🏢 Bigger Institutions, Bigger Problems
Major institutions are coming to crypto (ETH in particular) in 2022, and they're projects to clear trillions in transactions.
The DTCC Wants to Bring Private Securities to Ethereum
The Depository Trust & Clearing Corporation (DTCC) announced it is launching its new blockchain platform. The DTCC is the world's largest securities clearinghouse, settling transactions worth trillions of dollars per day. The DTCC settles most securities transactions in the United States.
The DTCC is launching a blockchain platform to "digitalize and modernize private markets" in early 2022, pending regulatory approval. The DTCC believes private markets are siloed and inefficient; their plan is to bring the efficiencies of the public market to the private market, using tokenized private market securities and the blockchain for consensus. This plan was previously brought up in 2020's Project Whitney case study, which was "focused on exploring the potential for asset tokenization and digital infrastructure to support private market securities."
The DTCC is believed to be using a private blockchain based on Ethereum. There is no token, but analysts suspect there will be some form of "gas" fees for transactions.
Not everyone is pleased to have the DTCC involved in crypto. Reddit commenters noted that the DTCC is self-regulating and has some potential for corruption.
Institutional Money is Coming to Avalanche
Avalanche (AVAX) is a fast, low-fee, Ethereum-compatible Layer-1 blockchain with a $27 billion market cap and $12 billion total value locked (TVL) in its DeFi ecosystem. Last week, Avalanche was added to BitGo, VanEck announced an AVAX-backed fund, and Circle launched USDC on Avalanche.

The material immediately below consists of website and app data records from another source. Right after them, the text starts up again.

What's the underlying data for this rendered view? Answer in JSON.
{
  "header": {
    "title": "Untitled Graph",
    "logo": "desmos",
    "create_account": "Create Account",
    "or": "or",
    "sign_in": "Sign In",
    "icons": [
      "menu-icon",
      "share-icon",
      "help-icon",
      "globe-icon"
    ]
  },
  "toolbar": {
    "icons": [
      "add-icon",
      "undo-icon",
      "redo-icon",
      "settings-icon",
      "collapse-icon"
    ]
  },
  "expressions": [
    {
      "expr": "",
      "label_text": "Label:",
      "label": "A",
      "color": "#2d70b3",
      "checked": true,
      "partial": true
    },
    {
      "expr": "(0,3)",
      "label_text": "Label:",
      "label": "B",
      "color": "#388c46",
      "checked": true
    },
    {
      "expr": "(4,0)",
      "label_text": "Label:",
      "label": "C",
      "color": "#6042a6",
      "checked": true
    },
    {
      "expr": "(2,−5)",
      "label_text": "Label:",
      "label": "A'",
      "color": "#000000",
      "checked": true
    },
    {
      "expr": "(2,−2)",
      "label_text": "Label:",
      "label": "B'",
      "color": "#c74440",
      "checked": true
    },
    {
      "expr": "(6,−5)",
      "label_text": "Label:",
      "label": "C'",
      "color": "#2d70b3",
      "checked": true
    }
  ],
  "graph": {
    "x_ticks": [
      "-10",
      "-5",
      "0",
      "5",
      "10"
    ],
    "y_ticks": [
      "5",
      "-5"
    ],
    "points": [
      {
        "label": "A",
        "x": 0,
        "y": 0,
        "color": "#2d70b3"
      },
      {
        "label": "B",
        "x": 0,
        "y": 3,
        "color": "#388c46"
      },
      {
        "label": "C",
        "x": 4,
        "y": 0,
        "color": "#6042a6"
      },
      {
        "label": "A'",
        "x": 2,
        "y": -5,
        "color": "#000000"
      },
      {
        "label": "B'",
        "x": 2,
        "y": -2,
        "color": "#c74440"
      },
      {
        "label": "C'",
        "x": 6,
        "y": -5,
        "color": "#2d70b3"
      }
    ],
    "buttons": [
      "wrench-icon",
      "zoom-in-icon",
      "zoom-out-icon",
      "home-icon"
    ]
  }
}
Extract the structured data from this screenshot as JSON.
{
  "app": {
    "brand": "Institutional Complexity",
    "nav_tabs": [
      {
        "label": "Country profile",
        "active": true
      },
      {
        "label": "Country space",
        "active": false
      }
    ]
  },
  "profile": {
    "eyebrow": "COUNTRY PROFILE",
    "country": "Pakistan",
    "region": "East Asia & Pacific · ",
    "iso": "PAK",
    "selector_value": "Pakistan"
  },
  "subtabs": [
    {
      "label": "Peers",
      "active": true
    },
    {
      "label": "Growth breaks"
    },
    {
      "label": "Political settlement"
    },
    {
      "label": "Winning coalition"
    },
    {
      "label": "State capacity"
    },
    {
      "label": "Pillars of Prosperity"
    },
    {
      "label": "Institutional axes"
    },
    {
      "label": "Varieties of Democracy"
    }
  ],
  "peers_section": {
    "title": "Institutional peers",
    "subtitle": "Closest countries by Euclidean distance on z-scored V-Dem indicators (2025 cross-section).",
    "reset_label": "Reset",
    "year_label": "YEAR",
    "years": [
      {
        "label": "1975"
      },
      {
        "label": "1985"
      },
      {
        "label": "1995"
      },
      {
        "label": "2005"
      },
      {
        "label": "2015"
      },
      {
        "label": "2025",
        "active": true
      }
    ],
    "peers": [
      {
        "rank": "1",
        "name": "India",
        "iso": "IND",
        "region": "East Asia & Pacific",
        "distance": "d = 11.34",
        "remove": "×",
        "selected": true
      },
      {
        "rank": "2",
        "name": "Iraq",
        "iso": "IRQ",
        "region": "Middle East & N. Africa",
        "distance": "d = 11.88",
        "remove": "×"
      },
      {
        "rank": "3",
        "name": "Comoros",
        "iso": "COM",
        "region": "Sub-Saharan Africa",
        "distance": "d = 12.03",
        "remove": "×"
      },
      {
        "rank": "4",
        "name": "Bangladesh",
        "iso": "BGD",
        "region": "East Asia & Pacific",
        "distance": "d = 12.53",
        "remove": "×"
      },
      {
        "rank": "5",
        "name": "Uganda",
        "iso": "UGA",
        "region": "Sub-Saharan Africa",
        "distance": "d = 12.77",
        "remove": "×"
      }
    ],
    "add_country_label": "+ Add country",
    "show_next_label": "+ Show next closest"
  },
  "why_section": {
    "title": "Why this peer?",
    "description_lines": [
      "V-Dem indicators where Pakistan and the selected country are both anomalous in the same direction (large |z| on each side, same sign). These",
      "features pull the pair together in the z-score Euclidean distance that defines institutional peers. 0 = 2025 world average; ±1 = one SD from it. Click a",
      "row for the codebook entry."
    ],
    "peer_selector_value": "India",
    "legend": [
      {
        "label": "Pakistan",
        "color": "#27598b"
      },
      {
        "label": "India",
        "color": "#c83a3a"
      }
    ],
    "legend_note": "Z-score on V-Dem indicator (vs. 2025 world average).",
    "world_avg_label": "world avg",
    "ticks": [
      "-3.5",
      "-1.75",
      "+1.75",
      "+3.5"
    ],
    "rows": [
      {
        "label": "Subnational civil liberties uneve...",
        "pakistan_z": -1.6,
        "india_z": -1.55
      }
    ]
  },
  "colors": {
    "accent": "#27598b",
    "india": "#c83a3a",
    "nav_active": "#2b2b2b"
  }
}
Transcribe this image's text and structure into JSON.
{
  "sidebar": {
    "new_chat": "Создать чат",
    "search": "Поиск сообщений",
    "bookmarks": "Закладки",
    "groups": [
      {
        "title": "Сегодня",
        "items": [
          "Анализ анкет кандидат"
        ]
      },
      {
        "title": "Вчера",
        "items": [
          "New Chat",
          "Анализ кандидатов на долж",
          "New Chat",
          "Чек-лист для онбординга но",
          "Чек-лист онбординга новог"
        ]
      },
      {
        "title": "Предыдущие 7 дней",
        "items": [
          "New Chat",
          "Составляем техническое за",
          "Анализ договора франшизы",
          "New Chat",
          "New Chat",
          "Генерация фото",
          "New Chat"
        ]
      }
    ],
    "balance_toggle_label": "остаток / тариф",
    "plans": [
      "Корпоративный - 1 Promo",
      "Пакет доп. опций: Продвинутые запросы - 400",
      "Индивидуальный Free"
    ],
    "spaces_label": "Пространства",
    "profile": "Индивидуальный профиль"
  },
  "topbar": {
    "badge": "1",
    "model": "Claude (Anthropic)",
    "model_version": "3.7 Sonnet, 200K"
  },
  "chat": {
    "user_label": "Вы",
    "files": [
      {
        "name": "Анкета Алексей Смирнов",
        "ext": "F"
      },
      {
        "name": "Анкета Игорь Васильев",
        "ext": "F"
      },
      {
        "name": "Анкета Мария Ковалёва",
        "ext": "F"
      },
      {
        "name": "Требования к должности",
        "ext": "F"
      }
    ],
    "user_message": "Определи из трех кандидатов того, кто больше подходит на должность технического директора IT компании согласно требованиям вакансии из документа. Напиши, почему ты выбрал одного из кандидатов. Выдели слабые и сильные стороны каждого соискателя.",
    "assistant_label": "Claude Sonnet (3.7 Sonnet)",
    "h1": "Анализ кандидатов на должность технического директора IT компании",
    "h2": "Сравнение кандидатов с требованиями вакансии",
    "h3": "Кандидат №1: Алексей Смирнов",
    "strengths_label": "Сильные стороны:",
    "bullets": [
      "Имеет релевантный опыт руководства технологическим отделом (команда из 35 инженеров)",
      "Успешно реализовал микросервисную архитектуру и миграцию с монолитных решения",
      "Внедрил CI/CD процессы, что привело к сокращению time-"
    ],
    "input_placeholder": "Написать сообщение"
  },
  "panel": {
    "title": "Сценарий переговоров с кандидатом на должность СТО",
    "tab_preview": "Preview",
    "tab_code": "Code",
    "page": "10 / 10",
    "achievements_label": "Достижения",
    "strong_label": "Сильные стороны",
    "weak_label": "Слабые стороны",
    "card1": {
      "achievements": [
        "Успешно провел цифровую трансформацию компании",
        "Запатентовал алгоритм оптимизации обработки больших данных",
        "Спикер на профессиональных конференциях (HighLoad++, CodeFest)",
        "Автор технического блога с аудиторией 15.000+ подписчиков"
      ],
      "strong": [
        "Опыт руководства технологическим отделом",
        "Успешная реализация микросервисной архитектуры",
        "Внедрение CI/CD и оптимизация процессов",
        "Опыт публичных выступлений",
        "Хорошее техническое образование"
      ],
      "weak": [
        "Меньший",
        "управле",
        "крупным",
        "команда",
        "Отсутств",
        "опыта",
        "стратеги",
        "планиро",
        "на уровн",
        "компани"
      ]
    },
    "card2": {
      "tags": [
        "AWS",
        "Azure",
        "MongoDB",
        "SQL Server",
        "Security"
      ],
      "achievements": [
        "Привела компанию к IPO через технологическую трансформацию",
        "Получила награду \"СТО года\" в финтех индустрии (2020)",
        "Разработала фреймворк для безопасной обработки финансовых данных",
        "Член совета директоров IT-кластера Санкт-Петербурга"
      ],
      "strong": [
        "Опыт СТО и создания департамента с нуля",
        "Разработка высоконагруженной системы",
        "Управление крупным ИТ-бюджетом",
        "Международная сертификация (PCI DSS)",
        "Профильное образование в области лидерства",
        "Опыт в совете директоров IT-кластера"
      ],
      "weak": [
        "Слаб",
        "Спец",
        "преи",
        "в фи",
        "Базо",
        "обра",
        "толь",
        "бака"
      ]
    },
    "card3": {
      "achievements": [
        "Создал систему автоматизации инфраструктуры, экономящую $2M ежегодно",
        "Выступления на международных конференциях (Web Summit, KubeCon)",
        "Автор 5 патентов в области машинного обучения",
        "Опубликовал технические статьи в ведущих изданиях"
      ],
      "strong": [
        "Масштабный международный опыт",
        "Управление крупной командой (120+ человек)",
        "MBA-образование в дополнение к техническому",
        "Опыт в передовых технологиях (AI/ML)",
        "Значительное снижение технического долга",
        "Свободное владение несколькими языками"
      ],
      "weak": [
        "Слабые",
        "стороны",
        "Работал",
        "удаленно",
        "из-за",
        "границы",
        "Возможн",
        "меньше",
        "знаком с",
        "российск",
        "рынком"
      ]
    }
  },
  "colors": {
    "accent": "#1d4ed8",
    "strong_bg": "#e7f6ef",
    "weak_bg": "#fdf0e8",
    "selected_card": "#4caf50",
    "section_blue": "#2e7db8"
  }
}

BitGo, a crypto exchange catering to institutional investors, announced support for AVAX and Avalanche C-chain cryptos. BitGo customers could inject significant liquidity into the Avalanche ecosystem. According to the Defiant, "BitGo has $64B under custody and processes about a fifth of all on-chain Bitcoin transactions by value. It’s keen on providing its well-heeled clients with access to Avalanche’s burgeoning ecosystem via its hot wallet and custodial products."
An Avalanche ETN (similar to an ETF) is coming to several European countries. The fund, offered by European investment firm VanEck, is called VanEck Vectors Avalanche ETN ($VAVA). VanEck says $VAVA offers "direct exposure" to AVAX, is 100% backed by AVAX, and is "tradeable like an ETF."
Circle launched USDC on Avalanche. Circle's US Dollar-pegged stablecoin, USDC, has over $40 billion in circulation.
Over the last week, the AVAX token's growth has outpaced the market, and AVAX is up ~30% against BTC and ETH.
Grim Finance Hacked for $30M
Over the past month, most cryptocurrencies have exhibited a sharp decline on the heels of a prior incredible market run. Among these, many DeFi-based tokens have been hit particularly hard. Grim Finance, a smart yield optimization platform used to increase DeFi returns, had been left unscathed... until now, as they’ve announced a $30M+ exploit.
Attackers found a vulnerability in the contract used for Grim Finance’s vaults, rendering all deposits therein at risk. The team at Grim Finance has since frozen all transactions with their vaults and are working to resolve the exploit. On Twitter, they detailed exactly how the exploit works and stated that they are unfreezing vaults on a 1-by-1 basis, so users should continue to try to withdraw their funds.
The exact exploit mechanism was covered in Grim Finance’s most recent security audit, raising questions around how this was possible. While nothing has been confirmed, members of the team confirmed on Discord that they were working on a compensation plan.
As of December 19th, Grim Finance’s token, $REAPER, is down 74%.
Due Diligence on Blockchains
This week, the guys over at Bankless dug into a mechanism to diligence cryptocurrencies: daily fees to issuance rates. The primary thing blockchains are “selling” is blocks (space to transact on the blockchain) and that is “paid for” in the form of transaction fees. One can calculate a daily income for a blockchain by way of the daily fees generated. The other side of this is viewing the amount blockchains pay people to secure the blockchain, either via mining, staking, etc, as their “expenses”. This is measured by the daily issuance rate of a blockchain – eg. how much of a token is printed and distributed to people helping to secure the blockchain.
Early in a blockchain’s lifecycle, one would expect the issuance rate to be much higher than the fee rate, and for that ratio to adjust over time as the ecosystem grows and the demand grows for blocks on the blockchain. Here’s a relevant breakdown of some of the largest cryptocurrencies:
|Blockchain||Issuance Rate||7 Day Daily Fee Avg|